* Assignment: Return each line of the entries that mentions the word "styles".

* Supplied records:
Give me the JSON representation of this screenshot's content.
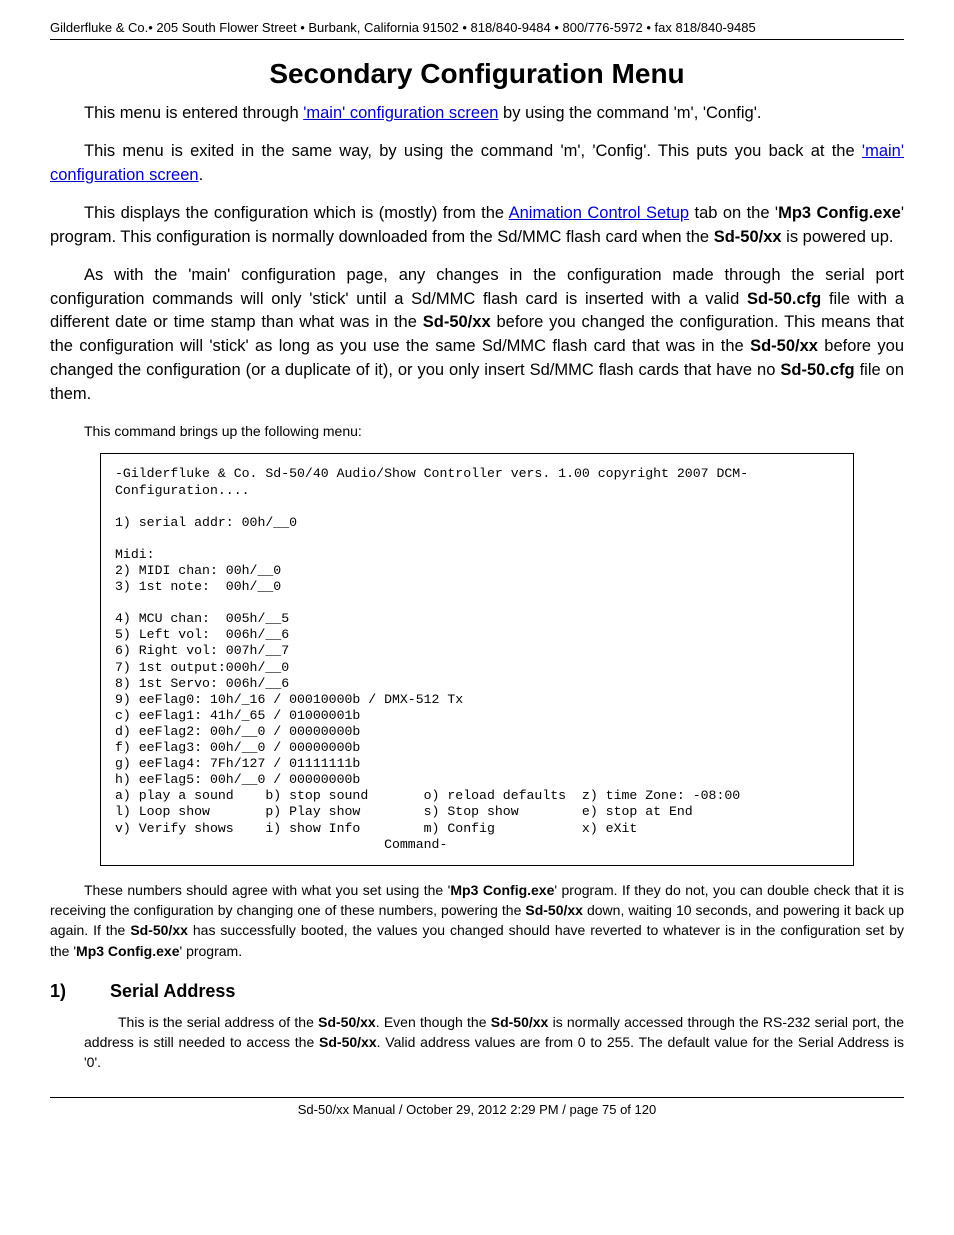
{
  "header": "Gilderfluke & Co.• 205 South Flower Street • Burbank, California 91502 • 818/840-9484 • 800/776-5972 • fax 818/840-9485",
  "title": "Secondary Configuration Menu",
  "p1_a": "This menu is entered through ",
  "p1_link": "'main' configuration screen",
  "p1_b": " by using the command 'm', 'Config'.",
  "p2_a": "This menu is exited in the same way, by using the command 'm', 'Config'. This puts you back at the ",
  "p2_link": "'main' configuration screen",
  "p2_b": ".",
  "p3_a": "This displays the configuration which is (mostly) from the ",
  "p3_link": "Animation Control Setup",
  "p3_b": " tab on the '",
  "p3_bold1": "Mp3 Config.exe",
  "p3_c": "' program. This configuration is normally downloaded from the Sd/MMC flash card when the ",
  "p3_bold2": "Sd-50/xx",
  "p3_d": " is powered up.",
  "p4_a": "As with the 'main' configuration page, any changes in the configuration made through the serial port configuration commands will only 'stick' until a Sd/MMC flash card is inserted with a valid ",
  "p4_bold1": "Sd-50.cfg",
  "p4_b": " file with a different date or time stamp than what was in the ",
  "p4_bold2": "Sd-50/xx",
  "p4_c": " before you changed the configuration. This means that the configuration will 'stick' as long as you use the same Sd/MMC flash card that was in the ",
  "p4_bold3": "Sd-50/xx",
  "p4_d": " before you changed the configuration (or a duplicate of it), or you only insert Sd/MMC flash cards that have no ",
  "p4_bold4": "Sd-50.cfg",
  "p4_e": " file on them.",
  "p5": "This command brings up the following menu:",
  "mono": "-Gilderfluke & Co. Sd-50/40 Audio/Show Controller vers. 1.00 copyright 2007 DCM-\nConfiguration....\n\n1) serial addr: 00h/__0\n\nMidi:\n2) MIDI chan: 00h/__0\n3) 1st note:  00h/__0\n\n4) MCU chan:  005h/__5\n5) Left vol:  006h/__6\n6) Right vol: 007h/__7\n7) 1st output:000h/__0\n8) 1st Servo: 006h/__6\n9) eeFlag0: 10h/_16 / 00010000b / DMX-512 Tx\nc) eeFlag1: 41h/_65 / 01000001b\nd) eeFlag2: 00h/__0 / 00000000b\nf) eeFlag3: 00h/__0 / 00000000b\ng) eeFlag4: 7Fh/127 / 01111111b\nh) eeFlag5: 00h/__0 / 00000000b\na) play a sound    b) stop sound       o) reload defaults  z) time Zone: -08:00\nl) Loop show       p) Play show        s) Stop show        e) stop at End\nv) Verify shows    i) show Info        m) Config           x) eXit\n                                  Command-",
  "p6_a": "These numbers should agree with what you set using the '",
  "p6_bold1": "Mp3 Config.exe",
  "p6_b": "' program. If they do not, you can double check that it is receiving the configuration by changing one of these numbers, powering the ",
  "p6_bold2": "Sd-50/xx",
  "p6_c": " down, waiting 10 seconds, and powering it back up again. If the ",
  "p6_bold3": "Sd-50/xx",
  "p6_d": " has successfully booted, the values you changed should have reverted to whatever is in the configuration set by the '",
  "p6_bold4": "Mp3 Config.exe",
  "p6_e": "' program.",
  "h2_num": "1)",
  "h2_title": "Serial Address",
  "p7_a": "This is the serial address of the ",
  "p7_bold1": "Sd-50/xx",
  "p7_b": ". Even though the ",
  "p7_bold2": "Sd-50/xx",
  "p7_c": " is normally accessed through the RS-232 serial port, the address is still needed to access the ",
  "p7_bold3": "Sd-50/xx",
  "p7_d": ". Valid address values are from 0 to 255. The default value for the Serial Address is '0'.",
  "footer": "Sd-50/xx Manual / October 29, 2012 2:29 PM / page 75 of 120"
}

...

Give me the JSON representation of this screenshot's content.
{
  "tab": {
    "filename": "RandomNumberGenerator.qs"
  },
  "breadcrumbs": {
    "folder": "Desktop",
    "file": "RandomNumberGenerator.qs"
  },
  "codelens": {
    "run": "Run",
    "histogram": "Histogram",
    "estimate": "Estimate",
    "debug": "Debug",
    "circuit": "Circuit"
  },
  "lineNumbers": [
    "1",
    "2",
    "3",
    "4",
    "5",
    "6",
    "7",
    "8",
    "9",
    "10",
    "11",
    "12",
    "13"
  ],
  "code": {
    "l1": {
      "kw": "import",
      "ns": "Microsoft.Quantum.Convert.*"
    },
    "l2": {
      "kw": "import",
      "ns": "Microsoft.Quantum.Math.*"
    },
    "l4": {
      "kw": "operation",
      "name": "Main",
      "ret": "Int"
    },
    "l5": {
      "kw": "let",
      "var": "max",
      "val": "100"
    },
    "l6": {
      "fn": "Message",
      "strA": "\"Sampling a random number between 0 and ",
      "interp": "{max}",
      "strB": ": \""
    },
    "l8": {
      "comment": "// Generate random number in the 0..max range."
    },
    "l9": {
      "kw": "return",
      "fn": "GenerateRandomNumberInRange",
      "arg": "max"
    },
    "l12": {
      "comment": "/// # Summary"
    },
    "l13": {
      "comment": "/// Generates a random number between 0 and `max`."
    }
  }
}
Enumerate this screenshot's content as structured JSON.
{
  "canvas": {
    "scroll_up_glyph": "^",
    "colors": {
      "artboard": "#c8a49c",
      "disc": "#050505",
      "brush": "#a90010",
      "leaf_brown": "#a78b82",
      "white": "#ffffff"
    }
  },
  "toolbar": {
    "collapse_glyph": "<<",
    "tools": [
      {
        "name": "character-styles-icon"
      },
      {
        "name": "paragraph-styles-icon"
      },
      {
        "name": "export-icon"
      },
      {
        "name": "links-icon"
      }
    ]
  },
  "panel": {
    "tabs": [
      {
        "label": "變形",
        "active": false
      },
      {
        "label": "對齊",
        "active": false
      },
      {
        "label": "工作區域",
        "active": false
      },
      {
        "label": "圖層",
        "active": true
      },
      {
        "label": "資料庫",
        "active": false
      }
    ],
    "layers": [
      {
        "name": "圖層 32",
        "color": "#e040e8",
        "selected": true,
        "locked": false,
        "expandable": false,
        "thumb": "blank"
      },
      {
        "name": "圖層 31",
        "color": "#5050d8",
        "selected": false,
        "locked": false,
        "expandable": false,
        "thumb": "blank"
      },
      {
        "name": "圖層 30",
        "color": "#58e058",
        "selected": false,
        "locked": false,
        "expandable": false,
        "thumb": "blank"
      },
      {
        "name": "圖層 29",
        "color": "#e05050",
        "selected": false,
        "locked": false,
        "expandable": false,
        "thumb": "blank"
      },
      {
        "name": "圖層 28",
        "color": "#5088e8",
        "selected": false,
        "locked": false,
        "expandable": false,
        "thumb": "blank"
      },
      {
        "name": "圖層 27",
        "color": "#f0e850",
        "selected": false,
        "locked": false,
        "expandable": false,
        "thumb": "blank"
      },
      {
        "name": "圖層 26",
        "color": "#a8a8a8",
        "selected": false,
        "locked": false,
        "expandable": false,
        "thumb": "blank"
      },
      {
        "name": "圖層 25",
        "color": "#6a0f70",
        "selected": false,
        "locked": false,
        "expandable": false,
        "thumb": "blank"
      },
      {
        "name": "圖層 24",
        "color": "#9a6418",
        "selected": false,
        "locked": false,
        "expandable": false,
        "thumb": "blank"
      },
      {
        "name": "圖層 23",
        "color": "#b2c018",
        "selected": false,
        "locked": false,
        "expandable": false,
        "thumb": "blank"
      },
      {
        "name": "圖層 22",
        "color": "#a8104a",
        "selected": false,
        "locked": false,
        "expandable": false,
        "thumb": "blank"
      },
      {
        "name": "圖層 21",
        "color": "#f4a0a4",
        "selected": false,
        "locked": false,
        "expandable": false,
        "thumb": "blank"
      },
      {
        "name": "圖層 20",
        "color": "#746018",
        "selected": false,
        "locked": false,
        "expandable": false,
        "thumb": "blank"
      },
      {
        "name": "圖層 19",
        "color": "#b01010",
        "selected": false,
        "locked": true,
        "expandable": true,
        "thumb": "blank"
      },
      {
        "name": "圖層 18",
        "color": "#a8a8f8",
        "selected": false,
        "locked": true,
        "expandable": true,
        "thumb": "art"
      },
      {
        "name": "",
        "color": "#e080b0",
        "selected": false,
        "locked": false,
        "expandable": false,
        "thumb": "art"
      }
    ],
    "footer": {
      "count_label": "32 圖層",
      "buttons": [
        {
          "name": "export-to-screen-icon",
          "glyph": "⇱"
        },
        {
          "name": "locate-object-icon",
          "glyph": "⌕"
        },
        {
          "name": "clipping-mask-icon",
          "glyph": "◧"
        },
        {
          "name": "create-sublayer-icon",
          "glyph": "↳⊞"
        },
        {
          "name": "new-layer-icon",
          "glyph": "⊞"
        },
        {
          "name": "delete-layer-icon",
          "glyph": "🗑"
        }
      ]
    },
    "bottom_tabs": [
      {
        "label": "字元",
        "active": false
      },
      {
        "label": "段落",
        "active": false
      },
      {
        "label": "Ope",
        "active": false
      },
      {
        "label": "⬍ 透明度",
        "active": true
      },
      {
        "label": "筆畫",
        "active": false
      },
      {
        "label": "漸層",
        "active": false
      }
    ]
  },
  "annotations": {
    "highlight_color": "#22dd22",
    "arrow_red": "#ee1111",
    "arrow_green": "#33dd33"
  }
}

* Answer section:
        "name": "character-styles-icon"
        "name": "paragraph-styles-icon"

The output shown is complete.